Bitcoin price had been declining throughout the day. The prices dropped by $1,500 in the past four hours – a decline of 12% in the past 24 hours. At the time of writing, the cryptocurrency is trading at $16,842, posting a market cap of $297 billion.
It is not immediately clear why the price of Bitcoin declined, but there are several potential factors. For instance, South Korean exchange Youbit got hacked and its parent company filed for bankruptcy could have triggered a sell-off. However, Youbit plays a minor role as compared to the global cryptocurrency ecosystem, so its closure should not have a significant effect on the price of Bitcoin.
A more likely scenario is that Bitcoin’s early-week decline could have spooked wealthy investors with weak hands to take profits while they can, fearing Bitcoin price volatility.
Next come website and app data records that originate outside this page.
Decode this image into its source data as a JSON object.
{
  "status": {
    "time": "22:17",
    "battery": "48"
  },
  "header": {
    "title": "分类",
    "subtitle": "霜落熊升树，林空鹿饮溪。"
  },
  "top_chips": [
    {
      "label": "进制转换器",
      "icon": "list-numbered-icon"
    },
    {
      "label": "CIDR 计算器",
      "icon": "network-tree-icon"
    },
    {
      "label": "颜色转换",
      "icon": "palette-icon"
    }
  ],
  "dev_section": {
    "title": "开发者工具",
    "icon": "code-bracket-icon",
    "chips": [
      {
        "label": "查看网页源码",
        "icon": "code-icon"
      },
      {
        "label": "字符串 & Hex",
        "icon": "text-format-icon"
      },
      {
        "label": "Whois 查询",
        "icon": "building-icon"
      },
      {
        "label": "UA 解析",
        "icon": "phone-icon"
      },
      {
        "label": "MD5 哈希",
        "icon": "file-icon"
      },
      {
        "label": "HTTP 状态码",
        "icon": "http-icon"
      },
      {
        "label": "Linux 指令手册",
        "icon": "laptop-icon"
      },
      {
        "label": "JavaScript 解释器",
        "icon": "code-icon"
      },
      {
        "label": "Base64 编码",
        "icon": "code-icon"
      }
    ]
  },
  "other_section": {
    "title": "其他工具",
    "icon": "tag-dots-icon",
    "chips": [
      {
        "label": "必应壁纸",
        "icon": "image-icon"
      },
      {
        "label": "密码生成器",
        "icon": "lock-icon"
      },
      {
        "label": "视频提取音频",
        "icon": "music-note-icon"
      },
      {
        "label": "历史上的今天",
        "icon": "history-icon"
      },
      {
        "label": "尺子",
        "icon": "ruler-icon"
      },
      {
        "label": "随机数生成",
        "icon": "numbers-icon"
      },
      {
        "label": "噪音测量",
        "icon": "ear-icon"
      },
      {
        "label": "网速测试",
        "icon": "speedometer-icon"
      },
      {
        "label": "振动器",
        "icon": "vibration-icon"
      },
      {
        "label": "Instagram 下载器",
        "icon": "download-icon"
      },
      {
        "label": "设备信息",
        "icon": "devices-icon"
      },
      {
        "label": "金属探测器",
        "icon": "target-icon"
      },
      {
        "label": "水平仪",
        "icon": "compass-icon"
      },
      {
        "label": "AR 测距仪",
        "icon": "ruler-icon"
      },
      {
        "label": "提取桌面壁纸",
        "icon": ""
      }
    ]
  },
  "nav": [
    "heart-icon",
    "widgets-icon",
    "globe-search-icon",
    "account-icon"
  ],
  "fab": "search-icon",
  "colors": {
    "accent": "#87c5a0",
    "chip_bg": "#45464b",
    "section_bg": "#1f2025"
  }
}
These investors could also be rebalancing capital to stake stronger positions in the altcoin markets.
As a result, alternate cryptocurrencies like Bitcoin Cash surged to an all-time high of $3,453, posting a market cap of $58 billion. Not only did Bitcoin payment service BitPay announced that it will begin accepting payments in BCH, Coinbase also listed allowed Bitcoin Cash trading within a few hours.
Ethereum price that was hovering around $400 for the longest time registered an all-time high of $882, into a $79.5 billion market cap and represents a 24-hour gain of 12 percent. This rise of altcoins has lead Bitcoin’s dominance on the crypto market to slip below 48%.
Top Stories from the Crypto World
1. Bitcoin isn’t a credible currency yet, says Japan’s Finance Minister
Japanese finance minister Taro Aso claimed Bitcoin is yet to be proven as a credible currency in society before admitting that he would watch its progress in the future.
“There’s no fixed definition on whether it’s a currency or not. This issue is a difficult one…It has not yet been proven to be credible enough to become a currency, so I need to watch [bitcoin] for a little while more.” Taro said.
A good thing to know: Japan is among the earliest countries in the world to recognize and acknowledge bitcoin as a legal method of payment, following legislation that kicked in earlier this year.
2. Investors commit $100 million to Overstock’s tZERO token sale
The first leg of the token sale in which the firm is selling Simple Agreements for Future Equity (SAFEs) that will later be redeemed for tokens by accredited investors – began yesterday – after some hiccups.
Overstock.com CEO Patrick Byrne indicated the company may move to shorten the initial two-month timeframe for the token sale.
“We had, yesterday, 2,000 accredited investors come and apply and get the process going,” he said, adding that he had taken several phone calls from investors himself. Some of the offers, he said, were as high as $5 million or more for single token allocations.
tZERO is an alternative trading system (ATS) or dark pool that’s registered with the Securities and Exchange Commission (SEC). The trading system grew out of the Medici blockchain effort within online retail giant Overstock, an initiative that dates back to 2014 and is aimed at creating a wholly new kind of trading environment based on a blockchain.
3. Bitcoin isn’t a currency, won’t be regulated: South Korean Financial Regulator
The head of South Korea’s Financial Supervisory Service (FSS) revealed no intention to regulate the trading of cryptocurrencies in the country. The primary reason, according to authority’s governor, is the lack of recognition of cryptocurrencies as money substitutes.
FSS governor Choe Heung-sik said, “All we can do is to warn people as we don’t see virtual currencies as actual types of currency, meaning that we cannot step up regulation for now.”